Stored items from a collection
Content starts

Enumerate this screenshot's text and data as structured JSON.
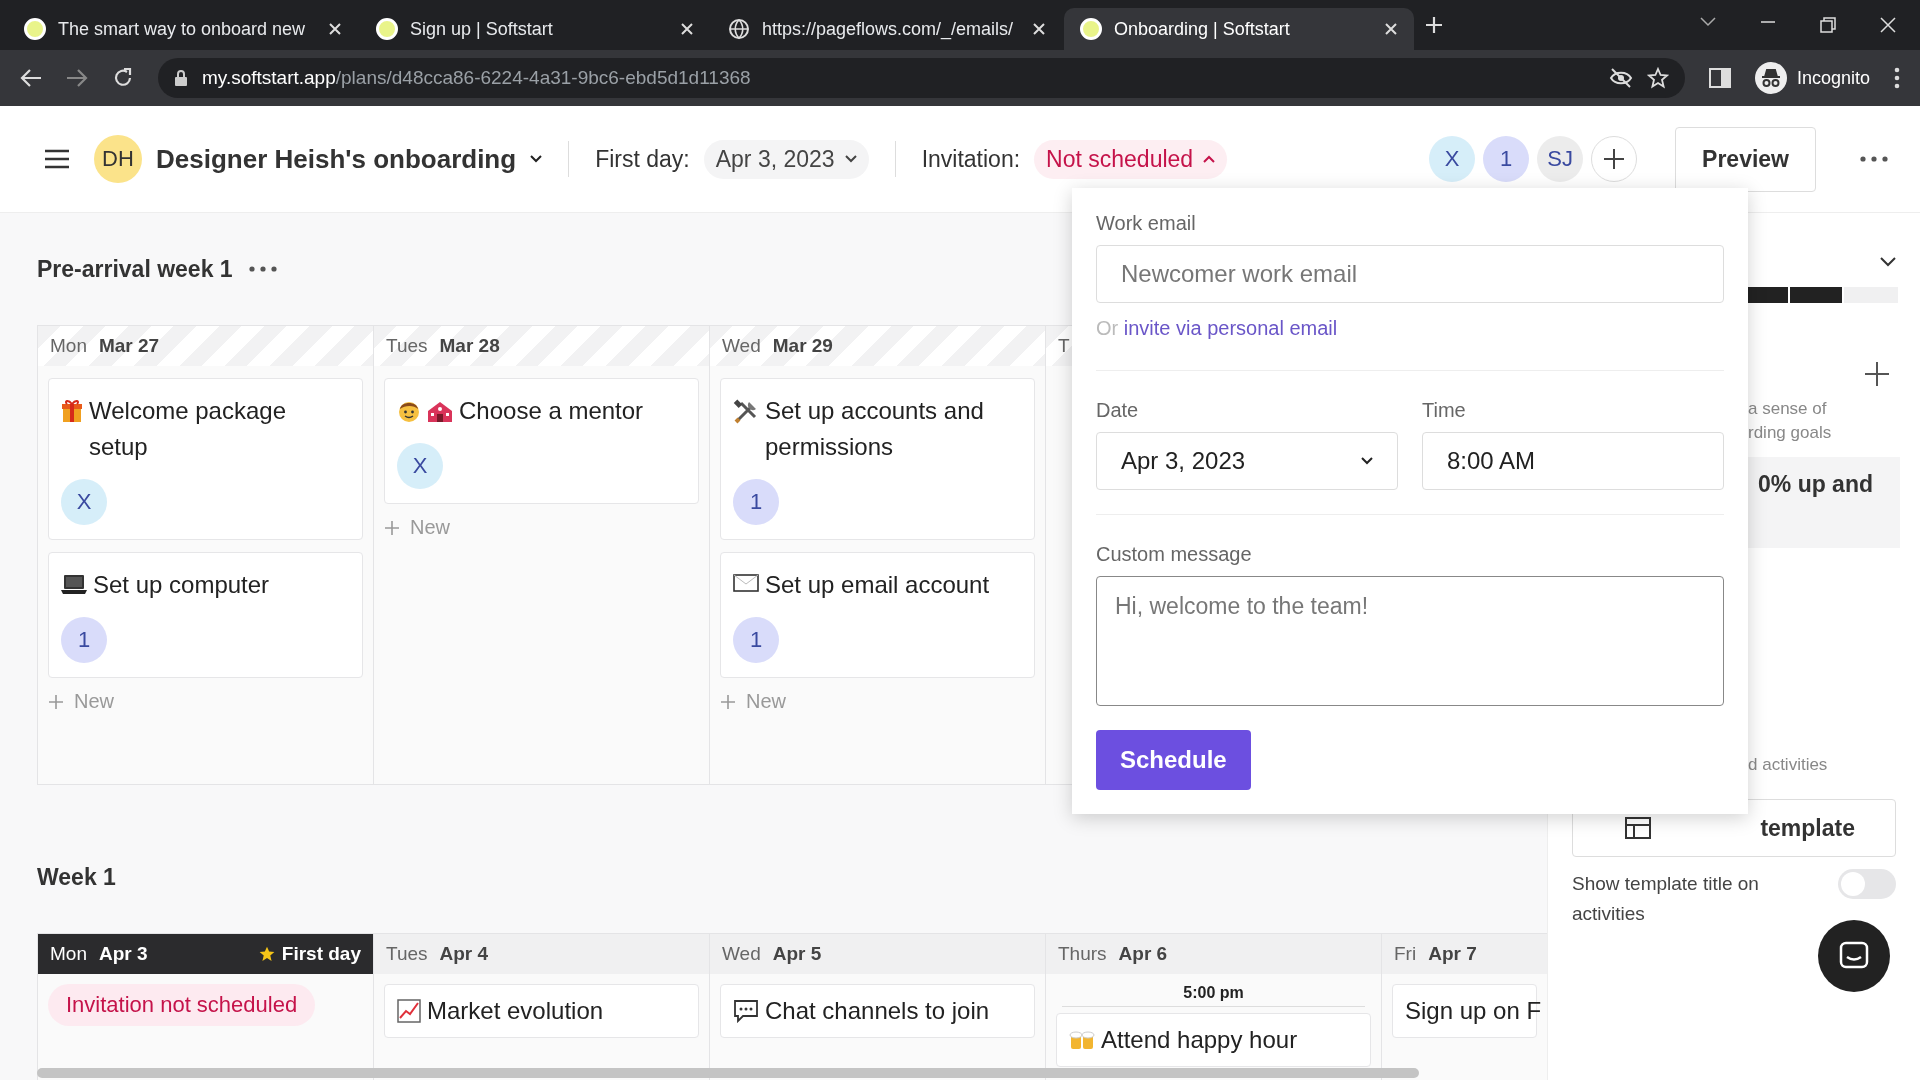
{
  "browser": {
    "tabs": [
      {
        "title": "The smart way to onboard new",
        "kind": "app",
        "selected": false
      },
      {
        "title": "Sign up | Softstart",
        "kind": "app",
        "selected": false
      },
      {
        "title": "https://pageflows.com/_/emails/",
        "kind": "web",
        "selected": false
      },
      {
        "title": "Onboarding | Softstart",
        "kind": "app",
        "selected": true
      }
    ],
    "url_host": "my.softstart.app",
    "url_path": "/plans/d48cca86-6224-4a31-9bc6-ebd5d1d11368",
    "profile": "Incognito"
  },
  "header": {
    "avatar": "DH",
    "title": "Designer Heish's onboarding",
    "first_day_label": "First day:",
    "first_day_value": "Apr 3, 2023",
    "invitation_label": "Invitation:",
    "invitation_value": "Not scheduled",
    "invitation_expanded": true,
    "collaborators": [
      {
        "label": "X",
        "color": "#d6eef9"
      },
      {
        "label": "1",
        "color": "#d9dcfa"
      },
      {
        "label": "SJ",
        "color": "#ececec"
      }
    ],
    "preview": "Preview"
  },
  "sections": [
    {
      "title": "Pre-arrival week 1",
      "days": [
        {
          "weekday": "Mon",
          "date": "Mar 27",
          "striped": true,
          "first_day": false,
          "cards": [
            {
              "title": "Welcome package setup",
              "assignee": {
                "label": "X",
                "color": "#d6eef9"
              }
            },
            {
              "title": "Set up computer",
              "assignee": {
                "label": "1",
                "color": "#d9dcfa"
              }
            }
          ],
          "new_label": "New"
        },
        {
          "weekday": "Tues",
          "date": "Mar 28",
          "striped": true,
          "first_day": false,
          "cards": [
            {
              "title": "Choose a mentor",
              "assignee": {
                "label": "X",
                "color": "#d6eef9"
              }
            }
          ],
          "new_label": "New"
        },
        {
          "weekday": "Wed",
          "date": "Mar 29",
          "striped": true,
          "first_day": false,
          "cards": [
            {
              "title": "Set up accounts and permissions",
              "assignee": {
                "label": "1",
                "color": "#d9dcfa"
              }
            },
            {
              "title": "Set up email account",
              "assignee": {
                "label": "1",
                "color": "#d9dcfa"
              }
            }
          ],
          "new_label": "New"
        },
        {
          "weekday": "T",
          "striped": true,
          "first_day": false
        }
      ]
    },
    {
      "title": "Week 1",
      "days": [
        {
          "weekday": "Mon",
          "date": "Apr 3",
          "striped": false,
          "first_day": true,
          "badge": "First day",
          "notice": "Invitation not scheduled"
        },
        {
          "weekday": "Tues",
          "date": "Apr 4",
          "striped": false,
          "first_day": false,
          "cards": [
            {
              "title": "Market evolution"
            }
          ]
        },
        {
          "weekday": "Wed",
          "date": "Apr 5",
          "striped": false,
          "first_day": false,
          "cards": [
            {
              "title": "Chat channels to join"
            }
          ]
        },
        {
          "weekday": "Thurs",
          "date": "Apr 6",
          "striped": false,
          "first_day": false,
          "time_label": "5:00 pm",
          "cards": [
            {
              "title": "Attend happy hour"
            }
          ]
        },
        {
          "weekday": "Fri",
          "date": "Apr 7",
          "striped": false,
          "first_day": false,
          "cards": [
            {
              "title": "Sign up on F"
            }
          ]
        }
      ]
    }
  ],
  "popup": {
    "work_email_label": "Work email",
    "work_email_placeholder": "Newcomer work email",
    "alt_prefix": "Or",
    "alt_link": "invite via personal email",
    "date_label": "Date",
    "date_value": "Apr 3, 2023",
    "time_label": "Time",
    "time_value": "8:00 AM",
    "message_label": "Custom message",
    "message_placeholder": "Hi, welcome to the team!",
    "button": "Schedule"
  },
  "side_panel": {
    "goal_text_1": "a sense of",
    "goal_text_2": "rding goals",
    "goal_card": "0% up and",
    "activities_text": "d activities",
    "template_button": "template",
    "toggle_label": "Show template title on activities",
    "toggle_on": false
  }
}
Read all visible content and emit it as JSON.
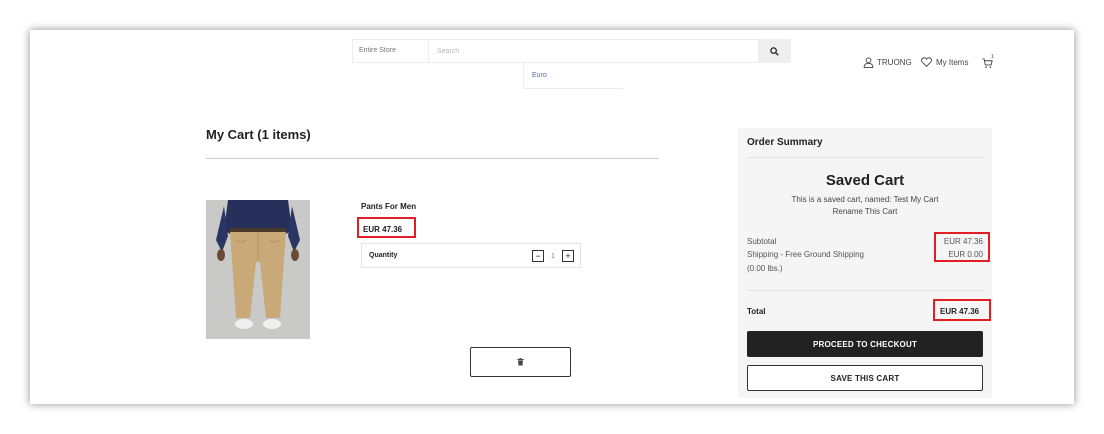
{
  "header": {
    "search_scope": "Entire Store",
    "search_placeholder": "Search",
    "currency": "Euro",
    "user_name": "TRUONG",
    "wishlist_label": "My Items",
    "cart_count": "1"
  },
  "cart": {
    "title": "My Cart (1 items)",
    "item": {
      "name": "Pants For Men",
      "price": "EUR 47.36",
      "quantity_label": "Quantity",
      "quantity_value": "1",
      "minus_label": "−",
      "plus_label": "+"
    }
  },
  "summary": {
    "title": "Order Summary",
    "saved_title": "Saved Cart",
    "saved_description": "This is a saved cart, named: Test My Cart",
    "rename_label": "Rename This Cart",
    "subtotal_label": "Subtotal",
    "subtotal_value": "EUR 47.36",
    "shipping_label": "Shipping - Free Ground Shipping",
    "shipping_value": "EUR 0.00",
    "weight_label": "(0.00 lbs.)",
    "total_label": "Total",
    "total_value": "EUR 47.36",
    "checkout_label": "PROCEED TO CHECKOUT",
    "save_label": "SAVE THIS CART"
  },
  "colors": {
    "highlight": "#e01e26",
    "primary_button": "#222222",
    "currency_link": "#4a6cb3"
  },
  "icons": [
    "search-icon",
    "user-icon",
    "heart-icon",
    "cart-icon",
    "trash-icon"
  ]
}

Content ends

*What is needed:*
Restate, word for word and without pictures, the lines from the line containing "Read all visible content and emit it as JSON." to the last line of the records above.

*Response to this exercise:*
Read all visible content and emit it as JSON.
{
  "header": {
    "search_scope": "Entire Store",
    "search_placeholder": "Search",
    "currency": "Euro",
    "user_name": "TRUONG",
    "wishlist_label": "My Items",
    "cart_count": "1"
  },
  "cart": {
    "title": "My Cart (1 items)",
    "item": {
      "name": "Pants For Men",
      "price": "EUR 47.36",
      "quantity_label": "Quantity",
      "quantity_value": "1",
      "minus_label": "−",
      "plus_label": "+"
    }
  },
  "summary": {
    "title": "Order Summary",
    "saved_title": "Saved Cart",
    "saved_description": "This is a saved cart, named: Test My Cart",
    "rename_label": "Rename This Cart",
    "subtotal_label": "Subtotal",
    "subtotal_value": "EUR 47.36",
    "shipping_label": "Shipping - Free Ground Shipping",
    "shipping_value": "EUR 0.00",
    "weight_label": "(0.00 lbs.)",
    "total_label": "Total",
    "total_value": "EUR 47.36",
    "checkout_label": "PROCEED TO CHECKOUT",
    "save_label": "SAVE THIS CART"
  },
  "colors": {
    "highlight": "#e01e26",
    "primary_button": "#222222",
    "currency_link": "#4a6cb3"
  },
  "icons": [
    "search-icon",
    "user-icon",
    "heart-icon",
    "cart-icon",
    "trash-icon"
  ]
}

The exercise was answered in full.